Words nearby put-on
Example sentences from the Web for put-on
Her voice, in essence, sounds like a put-on version of a particularly technical rapper from the American South.Stop Being So Surprised By the Rise of Iggy Azalea|Kevin Fallon|May 30, 2014|DAILY BEAST
The first thing to know about King's personality is that it isn't a put-on for Fox News.
This was evidently no put-on apology for the occasion, and Wyndham, as he spoke, looked as penitent as his words.The Willoughby Captains|Talbot Baines Reed
And since her niece had come to live with her, this put-on sternness had increased.The Carved Lions|Mrs. Molesworth
"She's only china, and her hair's a put-on wig," said Agatha, with tears in her eyes.A Christmas Posy|Mary Louisa Stewart Molesworth
British Dictionary definitions for put-on
verb (tr, mainly adverb)
- to connect (a person) by telephone
- slang to mock or tease
noun put-on slang, mainly US and Canadian
Idioms and Phrases with put-on
Clothe oneself with, as in I put on my socks. [Mid-1400s]
Apply, activate, as in He put on the brakes. [Mid-1700s]
Assume affectedly, pretend to, as in He put on a British accent.
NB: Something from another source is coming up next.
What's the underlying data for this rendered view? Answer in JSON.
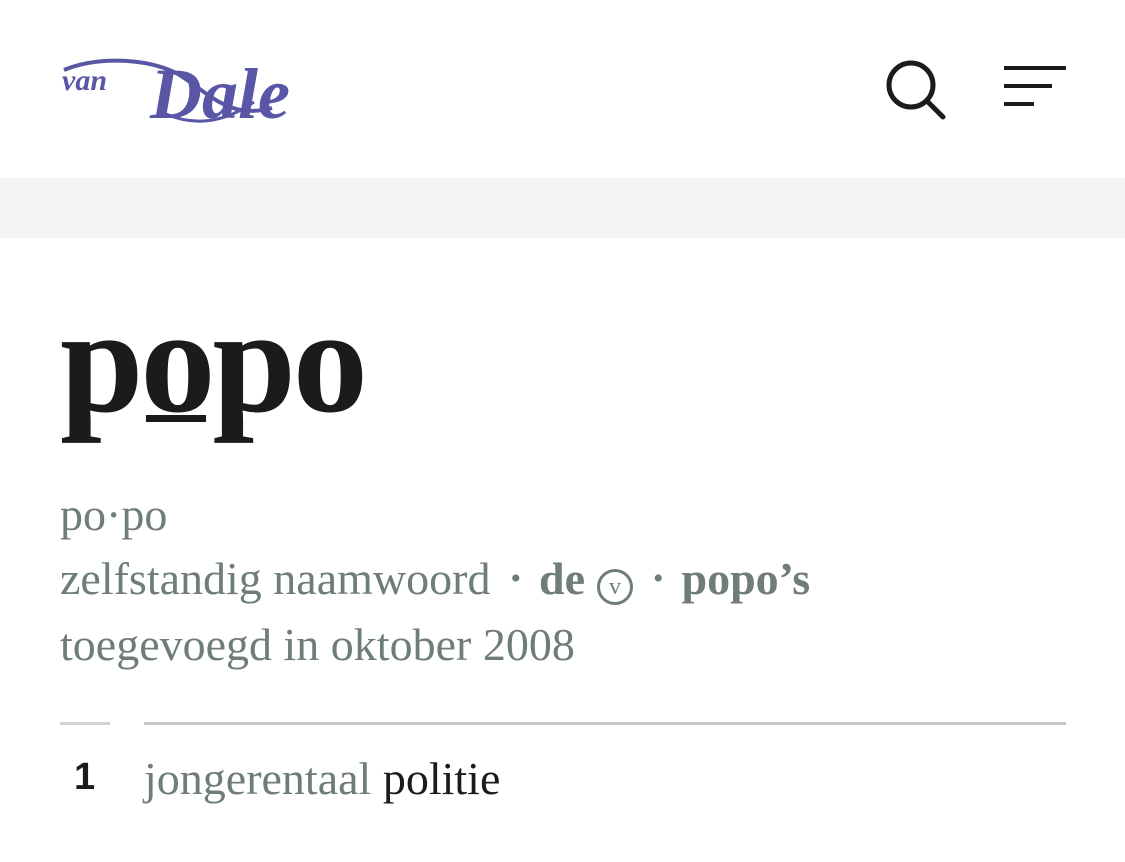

This idiom is sometimes put as put it on, as in He's not really asleep; he's putting it on. [Late 1600s; late 1800s]
put someone on. Tease or mislead another, as in I don't believe you! You're putting me on. [Slang; mid-1900s]
Add to, gain, as in Please put this on our bill, or I've put on some weight.
Cause to be performed, produce, as in I hear they're putting on Shakespeare this summer. [Late 1800s]